I stuttered, "Father . . . Mo . . . Mo . . . Mother stabbed me."
He didn't even raise an eyebrow, "Why?" he asked.
"She told me if I didn't do the dishes on time, she...she'd kill me."
Time stood still. From behind the paper I could hear Father's labored breathing. He cleared his throat before saying, "Well . . . you ah . . . you better go back in there and do the dishes."
To survive her new game I had to use my head. Lying on the tiled floor I stretched my body and, using my foot, I slid the bucket to the door. I did this for two reasons: I wanted the bucket as far away from me as possible, and in case Mother opened the door I wanted her to 1et a snoot full of her own medicine.
Mother's hand on my shoulder brought me back to reality. "'Well, tell her, sweetheart," Mother said, smiling again. "Tell her that I starve you and beat you like a dog," Mother snickered, trying to get the lady to laugh, too.
I looked at the lady, My face felt flushed, and I could feel the beads of sweat forming on my forehead. I didn't have the guts to tell the lady the truth. "No, it's not like that at all," I said. "Mom treats me pretty good."
As I sat alone in the garage, or read to myself in the near darkness of my parents' bedroom, I came to realize that I would live like this for the remainder of my life. No just God would leave me like this. I believed that I was alone in my struggle and that my battle was one of survival.
Father shook his head and said in a sad voice, “I can’t take it anymore. The whole thing. Your mother, this house, you. I just can't take it anymore.” Before he closed the bedroom door I could barely hear him mutter, "I . . . I'm . . . I'm sorry.”

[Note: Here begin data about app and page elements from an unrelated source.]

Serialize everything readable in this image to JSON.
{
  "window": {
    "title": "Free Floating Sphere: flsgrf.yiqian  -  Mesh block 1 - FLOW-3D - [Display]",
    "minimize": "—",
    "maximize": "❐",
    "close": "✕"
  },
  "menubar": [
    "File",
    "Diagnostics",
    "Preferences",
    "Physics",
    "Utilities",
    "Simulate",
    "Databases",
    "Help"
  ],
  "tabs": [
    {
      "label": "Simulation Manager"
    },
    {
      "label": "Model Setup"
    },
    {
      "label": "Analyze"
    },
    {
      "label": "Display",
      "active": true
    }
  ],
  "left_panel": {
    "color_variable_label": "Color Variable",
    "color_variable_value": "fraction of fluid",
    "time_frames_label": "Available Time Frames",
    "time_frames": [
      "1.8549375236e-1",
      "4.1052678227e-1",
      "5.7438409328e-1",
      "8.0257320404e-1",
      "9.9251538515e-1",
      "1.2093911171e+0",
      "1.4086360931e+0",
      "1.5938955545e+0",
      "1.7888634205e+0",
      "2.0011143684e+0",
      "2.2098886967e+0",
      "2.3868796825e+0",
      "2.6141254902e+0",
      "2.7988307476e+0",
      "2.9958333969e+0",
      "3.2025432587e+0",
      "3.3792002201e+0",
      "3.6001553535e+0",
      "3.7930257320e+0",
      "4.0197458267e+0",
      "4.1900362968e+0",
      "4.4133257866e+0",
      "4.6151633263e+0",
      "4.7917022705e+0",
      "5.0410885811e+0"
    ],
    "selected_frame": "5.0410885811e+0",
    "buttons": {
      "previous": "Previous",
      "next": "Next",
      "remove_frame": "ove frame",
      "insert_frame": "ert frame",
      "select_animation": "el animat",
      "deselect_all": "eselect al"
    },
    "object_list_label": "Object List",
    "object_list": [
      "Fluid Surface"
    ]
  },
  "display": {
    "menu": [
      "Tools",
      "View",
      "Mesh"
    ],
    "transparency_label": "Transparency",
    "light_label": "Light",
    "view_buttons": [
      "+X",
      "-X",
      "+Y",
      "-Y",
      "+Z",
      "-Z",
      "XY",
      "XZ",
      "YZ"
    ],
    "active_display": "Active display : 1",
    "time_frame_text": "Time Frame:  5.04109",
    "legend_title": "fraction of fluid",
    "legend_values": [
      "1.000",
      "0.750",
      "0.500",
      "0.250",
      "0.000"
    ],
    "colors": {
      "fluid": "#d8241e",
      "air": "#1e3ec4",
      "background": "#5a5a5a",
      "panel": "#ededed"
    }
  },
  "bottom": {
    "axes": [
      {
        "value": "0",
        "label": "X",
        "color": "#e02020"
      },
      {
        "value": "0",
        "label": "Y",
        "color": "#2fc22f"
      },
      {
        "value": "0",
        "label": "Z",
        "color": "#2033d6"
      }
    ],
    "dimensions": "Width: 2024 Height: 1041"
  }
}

As Mother drove out of the McDonald's parking lot, she glanced back at me and sneered, "You are all mine now. Too bad your father's not here to protect you."